**THE INPUT:**
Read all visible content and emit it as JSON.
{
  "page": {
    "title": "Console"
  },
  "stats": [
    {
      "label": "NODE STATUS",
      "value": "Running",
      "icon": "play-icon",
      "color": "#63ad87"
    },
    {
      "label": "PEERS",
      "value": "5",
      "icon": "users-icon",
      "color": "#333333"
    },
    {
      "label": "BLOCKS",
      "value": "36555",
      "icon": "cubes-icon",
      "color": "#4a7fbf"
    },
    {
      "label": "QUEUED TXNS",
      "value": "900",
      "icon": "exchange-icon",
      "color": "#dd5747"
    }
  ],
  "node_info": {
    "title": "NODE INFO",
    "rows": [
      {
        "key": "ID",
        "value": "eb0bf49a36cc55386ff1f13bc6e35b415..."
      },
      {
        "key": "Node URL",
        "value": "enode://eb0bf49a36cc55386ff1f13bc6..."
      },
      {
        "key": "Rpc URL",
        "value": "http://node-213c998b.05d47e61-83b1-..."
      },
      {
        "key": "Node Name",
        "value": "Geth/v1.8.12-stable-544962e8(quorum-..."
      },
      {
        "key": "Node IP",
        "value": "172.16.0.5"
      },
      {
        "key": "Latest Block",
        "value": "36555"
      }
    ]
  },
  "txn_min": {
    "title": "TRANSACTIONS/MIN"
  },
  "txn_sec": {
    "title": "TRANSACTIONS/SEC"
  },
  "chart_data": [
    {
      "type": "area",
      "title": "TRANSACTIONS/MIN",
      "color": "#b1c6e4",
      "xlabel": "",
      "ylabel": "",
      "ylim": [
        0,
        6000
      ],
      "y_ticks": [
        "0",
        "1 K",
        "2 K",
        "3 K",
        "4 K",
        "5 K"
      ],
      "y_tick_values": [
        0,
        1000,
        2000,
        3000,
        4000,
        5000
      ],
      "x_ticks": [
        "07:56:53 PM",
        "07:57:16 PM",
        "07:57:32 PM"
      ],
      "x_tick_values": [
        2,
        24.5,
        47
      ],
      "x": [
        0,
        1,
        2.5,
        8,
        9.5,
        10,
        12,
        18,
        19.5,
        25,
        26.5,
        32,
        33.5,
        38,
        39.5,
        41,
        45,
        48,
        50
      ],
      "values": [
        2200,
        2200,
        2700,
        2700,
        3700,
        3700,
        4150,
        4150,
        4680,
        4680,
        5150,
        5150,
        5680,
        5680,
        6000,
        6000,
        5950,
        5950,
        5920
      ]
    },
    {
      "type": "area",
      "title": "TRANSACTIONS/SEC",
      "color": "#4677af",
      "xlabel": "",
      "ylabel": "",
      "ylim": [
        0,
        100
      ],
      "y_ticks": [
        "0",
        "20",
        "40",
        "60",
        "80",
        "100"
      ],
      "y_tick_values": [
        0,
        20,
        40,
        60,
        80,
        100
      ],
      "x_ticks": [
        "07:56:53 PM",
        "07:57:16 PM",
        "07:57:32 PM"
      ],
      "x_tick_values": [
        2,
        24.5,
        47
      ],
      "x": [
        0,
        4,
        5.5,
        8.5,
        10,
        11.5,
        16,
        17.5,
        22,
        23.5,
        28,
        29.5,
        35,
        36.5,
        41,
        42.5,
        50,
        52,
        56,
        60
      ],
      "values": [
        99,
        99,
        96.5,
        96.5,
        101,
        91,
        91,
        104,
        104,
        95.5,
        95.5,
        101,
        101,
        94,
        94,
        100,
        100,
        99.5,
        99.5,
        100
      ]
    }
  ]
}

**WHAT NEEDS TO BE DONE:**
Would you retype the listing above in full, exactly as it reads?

**RESULT OF THIS EXERCISE:**
Read all visible content and emit it as JSON.
{
  "page": {
    "title": "Console"
  },
  "stats": [
    {
      "label": "NODE STATUS",
      "value": "Running",
      "icon": "play-icon",
      "color": "#63ad87"
    },
    {
      "label": "PEERS",
      "value": "5",
      "icon": "users-icon",
      "color": "#333333"
    },
    {
      "label": "BLOCKS",
      "value": "36555",
      "icon": "cubes-icon",
      "color": "#4a7fbf"
    },
    {
      "label": "QUEUED TXNS",
      "value": "900",
      "icon": "exchange-icon",
      "color": "#dd5747"
    }
  ],
  "node_info": {
    "title": "NODE INFO",
    "rows": [
      {
        "key": "ID",
        "value": "eb0bf49a36cc55386ff1f13bc6e35b415..."
      },
      {
        "key": "Node URL",
        "value": "enode://eb0bf49a36cc55386ff1f13bc6..."
      },
      {
        "key": "Rpc URL",
        "value": "http://node-213c998b.05d47e61-83b1-..."
      },
      {
        "key": "Node Name",
        "value": "Geth/v1.8.12-stable-544962e8(quorum-..."
      },
      {
        "key": "Node IP",
        "value": "172.16.0.5"
      },
      {
        "key": "Latest Block",
        "value": "36555"
      }
    ]
  },
  "txn_min": {
    "title": "TRANSACTIONS/MIN"
  },
  "txn_sec": {
    "title": "TRANSACTIONS/SEC"
  },
  "chart_data": [
    {
      "type": "area",
      "title": "TRANSACTIONS/MIN",
      "color": "#b1c6e4",
      "xlabel": "",
      "ylabel": "",
      "ylim": [
        0,
        6000
      ],
      "y_ticks": [
        "0",
        "1 K",
        "2 K",
        "3 K",
        "4 K",
        "5 K"
      ],
      "y_tick_values": [
        0,
        1000,
        2000,
        3000,
        4000,
        5000
      ],
      "x_ticks": [
        "07:56:53 PM",
        "07:57:16 PM",
        "07:57:32 PM"
      ],
      "x_tick_values": [
        2,
        24.5,
        47
      ],
      "x": [
        0,
        1,
        2.5,
        8,
        9.5,
        10,
        12,
        18,
        19.5,
        25,
        26.5,
        32,
        33.5,
        38,
        39.5,
        41,
        45,
        48,
        50
      ],
      "values": [
        2200,
        2200,
        2700,
        2700,
        3700,
        3700,
        4150,
        4150,
        4680,
        4680,
        5150,
        5150,
        5680,
        5680,
        6000,
        6000,
        5950,
        5950,
        5920
      ]
    },
    {
      "type": "area",
      "title": "TRANSACTIONS/SEC",
      "color": "#4677af",
      "xlabel": "",
      "ylabel": "",
      "ylim": [
        0,
        100
      ],
      "y_ticks": [
        "0",
        "20",
        "40",
        "60",
        "80",
        "100"
      ],
      "y_tick_values": [
        0,
        20,
        40,
        60,
        80,
        100
      ],
      "x_ticks": [
        "07:56:53 PM",
        "07:57:16 PM",
        "07:57:32 PM"
      ],
      "x_tick_values": [
        2,
        24.5,
        47
      ],
      "x": [
        0,
        4,
        5.5,
        8.5,
        10,
        11.5,
        16,
        17.5,
        22,
        23.5,
        28,
        29.5,
        35,
        36.5,
        41,
        42.5,
        50,
        52,
        56,
        60
      ],
      "values": [
        99,
        99,
        96.5,
        96.5,
        101,
        91,
        91,
        104,
        104,
        95.5,
        95.5,
        101,
        101,
        94,
        94,
        100,
        100,
        99.5,
        99.5,
        100
      ]
    }
  ]
}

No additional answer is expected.